What you have to do: From the records that follow, copy every line that contains the word "blob".

Listed entries:
........

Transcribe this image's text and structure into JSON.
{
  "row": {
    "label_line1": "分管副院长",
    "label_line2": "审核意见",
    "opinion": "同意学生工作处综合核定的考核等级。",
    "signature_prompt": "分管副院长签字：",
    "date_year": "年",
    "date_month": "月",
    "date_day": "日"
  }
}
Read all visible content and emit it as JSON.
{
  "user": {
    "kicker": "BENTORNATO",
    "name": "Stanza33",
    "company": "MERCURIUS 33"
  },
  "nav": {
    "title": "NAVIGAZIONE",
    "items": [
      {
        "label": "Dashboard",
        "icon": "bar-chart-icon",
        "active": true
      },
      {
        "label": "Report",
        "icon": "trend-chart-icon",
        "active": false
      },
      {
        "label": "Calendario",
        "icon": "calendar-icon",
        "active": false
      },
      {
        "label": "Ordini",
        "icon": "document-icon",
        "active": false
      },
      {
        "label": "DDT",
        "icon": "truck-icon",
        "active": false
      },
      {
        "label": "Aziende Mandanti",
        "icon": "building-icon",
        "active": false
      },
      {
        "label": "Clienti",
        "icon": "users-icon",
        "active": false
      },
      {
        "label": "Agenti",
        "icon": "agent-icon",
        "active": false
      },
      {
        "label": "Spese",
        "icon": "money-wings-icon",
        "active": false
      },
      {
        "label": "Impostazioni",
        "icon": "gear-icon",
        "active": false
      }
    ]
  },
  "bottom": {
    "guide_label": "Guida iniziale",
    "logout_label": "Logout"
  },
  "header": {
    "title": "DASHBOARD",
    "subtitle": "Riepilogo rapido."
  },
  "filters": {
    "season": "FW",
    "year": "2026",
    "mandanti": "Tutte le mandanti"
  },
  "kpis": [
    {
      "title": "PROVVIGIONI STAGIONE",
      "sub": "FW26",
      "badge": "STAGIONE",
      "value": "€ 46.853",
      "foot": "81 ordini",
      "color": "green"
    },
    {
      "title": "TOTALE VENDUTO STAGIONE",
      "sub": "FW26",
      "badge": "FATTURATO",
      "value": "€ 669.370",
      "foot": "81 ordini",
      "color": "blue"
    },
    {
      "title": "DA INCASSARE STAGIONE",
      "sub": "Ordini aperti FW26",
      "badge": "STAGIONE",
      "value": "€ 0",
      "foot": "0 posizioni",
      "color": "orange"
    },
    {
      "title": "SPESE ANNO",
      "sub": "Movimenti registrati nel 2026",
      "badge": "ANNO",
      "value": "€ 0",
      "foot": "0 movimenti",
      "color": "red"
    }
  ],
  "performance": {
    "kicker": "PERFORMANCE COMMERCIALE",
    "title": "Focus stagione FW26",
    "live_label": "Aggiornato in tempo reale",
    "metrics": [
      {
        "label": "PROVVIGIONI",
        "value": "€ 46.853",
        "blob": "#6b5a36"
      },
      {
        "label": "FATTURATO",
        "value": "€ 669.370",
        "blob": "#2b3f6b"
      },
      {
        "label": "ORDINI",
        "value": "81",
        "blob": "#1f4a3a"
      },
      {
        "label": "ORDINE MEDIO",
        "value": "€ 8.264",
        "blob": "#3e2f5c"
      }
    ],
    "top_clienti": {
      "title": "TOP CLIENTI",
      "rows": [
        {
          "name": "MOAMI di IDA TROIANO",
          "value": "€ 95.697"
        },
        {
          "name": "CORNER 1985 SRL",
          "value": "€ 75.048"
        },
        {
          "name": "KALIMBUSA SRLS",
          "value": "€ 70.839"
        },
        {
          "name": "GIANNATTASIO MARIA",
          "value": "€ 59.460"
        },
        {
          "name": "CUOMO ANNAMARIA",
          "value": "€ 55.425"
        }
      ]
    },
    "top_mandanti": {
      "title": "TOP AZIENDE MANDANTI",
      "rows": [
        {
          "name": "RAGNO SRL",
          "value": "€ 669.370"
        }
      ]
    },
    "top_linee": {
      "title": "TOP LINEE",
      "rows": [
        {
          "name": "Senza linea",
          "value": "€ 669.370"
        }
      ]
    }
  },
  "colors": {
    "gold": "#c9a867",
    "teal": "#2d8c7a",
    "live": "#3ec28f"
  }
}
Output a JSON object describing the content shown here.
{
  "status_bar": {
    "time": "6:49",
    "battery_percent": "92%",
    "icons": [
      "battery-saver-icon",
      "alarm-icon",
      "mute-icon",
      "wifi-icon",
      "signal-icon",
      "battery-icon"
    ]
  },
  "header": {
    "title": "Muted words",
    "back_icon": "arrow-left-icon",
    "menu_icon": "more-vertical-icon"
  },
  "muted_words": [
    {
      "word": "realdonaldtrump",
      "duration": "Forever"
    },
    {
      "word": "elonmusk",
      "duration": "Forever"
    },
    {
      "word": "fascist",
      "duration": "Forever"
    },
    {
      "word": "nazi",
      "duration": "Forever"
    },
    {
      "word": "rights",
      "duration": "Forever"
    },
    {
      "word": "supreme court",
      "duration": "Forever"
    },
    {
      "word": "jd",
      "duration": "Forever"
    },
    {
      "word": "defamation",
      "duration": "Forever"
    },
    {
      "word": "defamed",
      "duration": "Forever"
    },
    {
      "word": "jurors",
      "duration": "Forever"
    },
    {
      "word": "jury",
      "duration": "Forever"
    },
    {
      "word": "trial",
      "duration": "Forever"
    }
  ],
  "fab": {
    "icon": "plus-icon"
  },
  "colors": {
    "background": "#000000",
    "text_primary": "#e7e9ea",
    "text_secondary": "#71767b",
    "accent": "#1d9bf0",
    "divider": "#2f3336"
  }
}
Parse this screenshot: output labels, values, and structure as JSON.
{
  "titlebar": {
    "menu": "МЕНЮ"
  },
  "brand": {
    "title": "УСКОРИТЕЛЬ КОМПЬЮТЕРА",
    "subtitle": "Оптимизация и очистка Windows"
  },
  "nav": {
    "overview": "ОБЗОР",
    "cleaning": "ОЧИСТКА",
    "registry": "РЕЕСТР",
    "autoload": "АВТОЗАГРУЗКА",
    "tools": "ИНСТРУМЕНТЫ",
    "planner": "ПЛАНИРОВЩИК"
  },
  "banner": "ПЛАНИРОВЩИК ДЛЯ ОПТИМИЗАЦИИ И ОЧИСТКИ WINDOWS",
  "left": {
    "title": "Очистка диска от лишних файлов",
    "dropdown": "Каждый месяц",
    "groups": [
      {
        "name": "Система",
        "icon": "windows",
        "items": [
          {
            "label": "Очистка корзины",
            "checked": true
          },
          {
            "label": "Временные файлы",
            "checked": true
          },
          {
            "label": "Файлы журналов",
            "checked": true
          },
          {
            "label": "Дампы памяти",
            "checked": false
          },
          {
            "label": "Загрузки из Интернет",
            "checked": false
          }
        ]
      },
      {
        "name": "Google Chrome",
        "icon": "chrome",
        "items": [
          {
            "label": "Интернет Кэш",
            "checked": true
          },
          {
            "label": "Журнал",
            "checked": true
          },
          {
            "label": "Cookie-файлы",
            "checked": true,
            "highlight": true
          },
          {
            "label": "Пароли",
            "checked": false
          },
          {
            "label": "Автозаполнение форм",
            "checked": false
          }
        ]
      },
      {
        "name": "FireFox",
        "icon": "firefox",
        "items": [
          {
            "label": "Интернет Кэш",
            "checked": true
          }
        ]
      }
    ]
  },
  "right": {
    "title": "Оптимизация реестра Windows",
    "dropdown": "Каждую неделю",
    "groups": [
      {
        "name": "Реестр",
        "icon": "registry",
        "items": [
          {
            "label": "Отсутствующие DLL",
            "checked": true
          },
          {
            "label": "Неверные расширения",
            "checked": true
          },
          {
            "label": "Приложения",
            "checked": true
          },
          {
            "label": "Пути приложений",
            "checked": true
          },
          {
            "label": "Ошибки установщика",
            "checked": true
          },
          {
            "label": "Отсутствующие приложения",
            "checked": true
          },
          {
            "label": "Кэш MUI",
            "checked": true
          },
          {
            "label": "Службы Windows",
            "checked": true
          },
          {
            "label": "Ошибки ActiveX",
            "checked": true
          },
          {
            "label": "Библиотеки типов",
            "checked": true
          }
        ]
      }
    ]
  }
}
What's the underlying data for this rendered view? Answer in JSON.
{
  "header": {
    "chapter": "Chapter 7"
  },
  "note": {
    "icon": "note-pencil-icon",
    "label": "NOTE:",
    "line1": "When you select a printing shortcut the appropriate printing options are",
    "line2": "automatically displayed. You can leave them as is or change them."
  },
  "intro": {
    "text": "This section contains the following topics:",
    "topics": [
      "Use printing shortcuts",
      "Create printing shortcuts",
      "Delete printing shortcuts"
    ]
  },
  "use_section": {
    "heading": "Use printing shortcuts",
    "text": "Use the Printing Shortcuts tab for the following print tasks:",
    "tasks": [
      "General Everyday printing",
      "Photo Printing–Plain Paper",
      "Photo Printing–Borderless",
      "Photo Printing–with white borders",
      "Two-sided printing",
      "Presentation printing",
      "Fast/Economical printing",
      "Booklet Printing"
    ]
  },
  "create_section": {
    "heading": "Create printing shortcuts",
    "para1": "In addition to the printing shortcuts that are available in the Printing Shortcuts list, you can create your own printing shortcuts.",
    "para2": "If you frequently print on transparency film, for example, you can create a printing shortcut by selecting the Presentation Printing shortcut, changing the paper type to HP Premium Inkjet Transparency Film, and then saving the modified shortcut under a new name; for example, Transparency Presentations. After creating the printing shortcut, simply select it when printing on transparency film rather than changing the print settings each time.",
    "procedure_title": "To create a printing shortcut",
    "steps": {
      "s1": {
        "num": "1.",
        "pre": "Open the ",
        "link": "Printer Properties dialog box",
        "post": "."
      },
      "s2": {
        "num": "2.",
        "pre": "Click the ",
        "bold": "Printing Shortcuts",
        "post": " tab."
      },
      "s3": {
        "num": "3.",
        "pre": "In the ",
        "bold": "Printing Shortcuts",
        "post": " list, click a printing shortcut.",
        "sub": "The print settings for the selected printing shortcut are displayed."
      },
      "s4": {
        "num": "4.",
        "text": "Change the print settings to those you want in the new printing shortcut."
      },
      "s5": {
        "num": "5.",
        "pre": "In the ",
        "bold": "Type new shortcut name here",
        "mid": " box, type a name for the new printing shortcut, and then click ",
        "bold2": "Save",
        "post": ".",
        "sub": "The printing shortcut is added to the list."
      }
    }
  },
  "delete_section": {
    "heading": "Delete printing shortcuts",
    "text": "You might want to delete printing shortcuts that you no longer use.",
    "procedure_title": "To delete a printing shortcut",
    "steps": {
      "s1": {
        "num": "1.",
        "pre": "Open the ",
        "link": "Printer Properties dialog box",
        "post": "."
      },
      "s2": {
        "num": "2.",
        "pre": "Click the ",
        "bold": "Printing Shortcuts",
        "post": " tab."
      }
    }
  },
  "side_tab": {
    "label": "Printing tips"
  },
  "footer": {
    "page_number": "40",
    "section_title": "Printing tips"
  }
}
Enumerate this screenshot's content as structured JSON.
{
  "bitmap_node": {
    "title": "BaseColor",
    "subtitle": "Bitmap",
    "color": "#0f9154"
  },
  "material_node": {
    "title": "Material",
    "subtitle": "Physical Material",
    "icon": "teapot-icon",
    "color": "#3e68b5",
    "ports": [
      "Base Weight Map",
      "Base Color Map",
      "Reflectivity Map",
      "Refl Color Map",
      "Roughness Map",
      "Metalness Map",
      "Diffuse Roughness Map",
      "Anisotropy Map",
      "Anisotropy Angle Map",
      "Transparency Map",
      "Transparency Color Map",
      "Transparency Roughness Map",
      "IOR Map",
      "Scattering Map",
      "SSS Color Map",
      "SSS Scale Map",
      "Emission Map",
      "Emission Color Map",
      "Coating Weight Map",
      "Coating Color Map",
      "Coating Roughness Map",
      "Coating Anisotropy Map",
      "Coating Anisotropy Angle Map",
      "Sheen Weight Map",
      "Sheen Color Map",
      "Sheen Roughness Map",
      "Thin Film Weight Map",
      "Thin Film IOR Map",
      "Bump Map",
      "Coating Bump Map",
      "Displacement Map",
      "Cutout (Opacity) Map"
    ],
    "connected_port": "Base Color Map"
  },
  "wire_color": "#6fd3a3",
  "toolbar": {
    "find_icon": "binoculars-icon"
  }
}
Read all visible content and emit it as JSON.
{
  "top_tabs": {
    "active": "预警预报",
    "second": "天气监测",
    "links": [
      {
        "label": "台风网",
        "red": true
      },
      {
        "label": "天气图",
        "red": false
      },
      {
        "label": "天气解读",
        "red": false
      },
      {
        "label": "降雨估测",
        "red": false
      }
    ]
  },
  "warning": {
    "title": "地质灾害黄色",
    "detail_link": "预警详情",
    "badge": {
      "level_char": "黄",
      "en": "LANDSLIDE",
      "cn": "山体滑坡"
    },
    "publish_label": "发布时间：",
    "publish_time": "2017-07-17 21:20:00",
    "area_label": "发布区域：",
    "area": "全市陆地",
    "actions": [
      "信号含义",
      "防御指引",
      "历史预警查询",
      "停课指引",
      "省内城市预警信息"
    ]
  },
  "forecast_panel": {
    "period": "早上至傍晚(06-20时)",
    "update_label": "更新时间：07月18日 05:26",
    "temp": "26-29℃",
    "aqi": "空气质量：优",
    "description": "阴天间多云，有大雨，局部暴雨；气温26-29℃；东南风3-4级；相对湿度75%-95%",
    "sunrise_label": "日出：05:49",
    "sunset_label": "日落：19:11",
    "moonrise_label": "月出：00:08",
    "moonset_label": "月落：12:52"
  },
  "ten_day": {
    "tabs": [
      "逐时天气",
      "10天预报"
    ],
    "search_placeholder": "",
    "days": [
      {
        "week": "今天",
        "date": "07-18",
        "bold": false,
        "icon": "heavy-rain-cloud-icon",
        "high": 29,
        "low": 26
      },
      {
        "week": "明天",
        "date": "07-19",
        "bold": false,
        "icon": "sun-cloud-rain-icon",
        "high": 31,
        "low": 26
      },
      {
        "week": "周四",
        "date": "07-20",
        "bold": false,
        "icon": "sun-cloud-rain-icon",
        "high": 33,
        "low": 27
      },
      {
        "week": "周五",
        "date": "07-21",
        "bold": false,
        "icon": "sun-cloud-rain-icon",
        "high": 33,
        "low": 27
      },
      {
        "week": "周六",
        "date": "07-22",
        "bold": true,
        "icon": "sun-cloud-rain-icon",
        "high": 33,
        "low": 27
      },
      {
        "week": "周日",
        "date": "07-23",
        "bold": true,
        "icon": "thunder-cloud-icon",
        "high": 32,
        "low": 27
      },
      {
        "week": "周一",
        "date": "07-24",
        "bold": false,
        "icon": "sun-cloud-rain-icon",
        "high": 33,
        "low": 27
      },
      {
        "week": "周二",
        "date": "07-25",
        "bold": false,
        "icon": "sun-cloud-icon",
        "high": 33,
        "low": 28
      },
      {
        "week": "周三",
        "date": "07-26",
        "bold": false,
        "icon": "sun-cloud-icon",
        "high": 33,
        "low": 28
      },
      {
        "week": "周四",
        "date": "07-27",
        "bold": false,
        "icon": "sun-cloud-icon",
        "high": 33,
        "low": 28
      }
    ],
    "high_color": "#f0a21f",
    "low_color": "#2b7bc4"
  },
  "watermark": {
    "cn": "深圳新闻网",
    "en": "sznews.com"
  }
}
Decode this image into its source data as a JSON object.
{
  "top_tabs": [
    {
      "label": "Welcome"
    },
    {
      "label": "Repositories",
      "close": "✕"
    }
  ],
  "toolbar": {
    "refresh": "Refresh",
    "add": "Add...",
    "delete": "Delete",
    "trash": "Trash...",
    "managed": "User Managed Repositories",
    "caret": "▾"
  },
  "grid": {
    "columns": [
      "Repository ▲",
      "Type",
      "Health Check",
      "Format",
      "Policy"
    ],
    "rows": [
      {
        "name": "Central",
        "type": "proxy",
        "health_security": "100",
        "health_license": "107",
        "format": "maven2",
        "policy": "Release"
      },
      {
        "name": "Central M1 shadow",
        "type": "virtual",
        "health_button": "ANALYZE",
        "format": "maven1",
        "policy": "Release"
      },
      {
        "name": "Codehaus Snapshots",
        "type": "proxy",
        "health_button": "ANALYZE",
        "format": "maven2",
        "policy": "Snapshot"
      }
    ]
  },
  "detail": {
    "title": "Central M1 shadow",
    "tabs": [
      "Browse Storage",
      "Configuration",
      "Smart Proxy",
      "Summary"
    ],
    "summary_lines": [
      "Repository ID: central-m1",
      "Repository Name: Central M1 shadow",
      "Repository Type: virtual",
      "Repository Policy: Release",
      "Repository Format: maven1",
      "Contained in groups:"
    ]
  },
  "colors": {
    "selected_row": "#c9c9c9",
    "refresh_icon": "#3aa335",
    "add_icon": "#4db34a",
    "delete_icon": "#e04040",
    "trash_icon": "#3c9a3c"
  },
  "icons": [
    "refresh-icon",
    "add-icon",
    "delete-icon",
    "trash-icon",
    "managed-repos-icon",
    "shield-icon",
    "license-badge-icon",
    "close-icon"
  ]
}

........

Solution:
        "blob": "#6b5a36"
        "blob": "#2b3f6b"
        "blob": "#1f4a3a"
        "blob": "#3e2f5c"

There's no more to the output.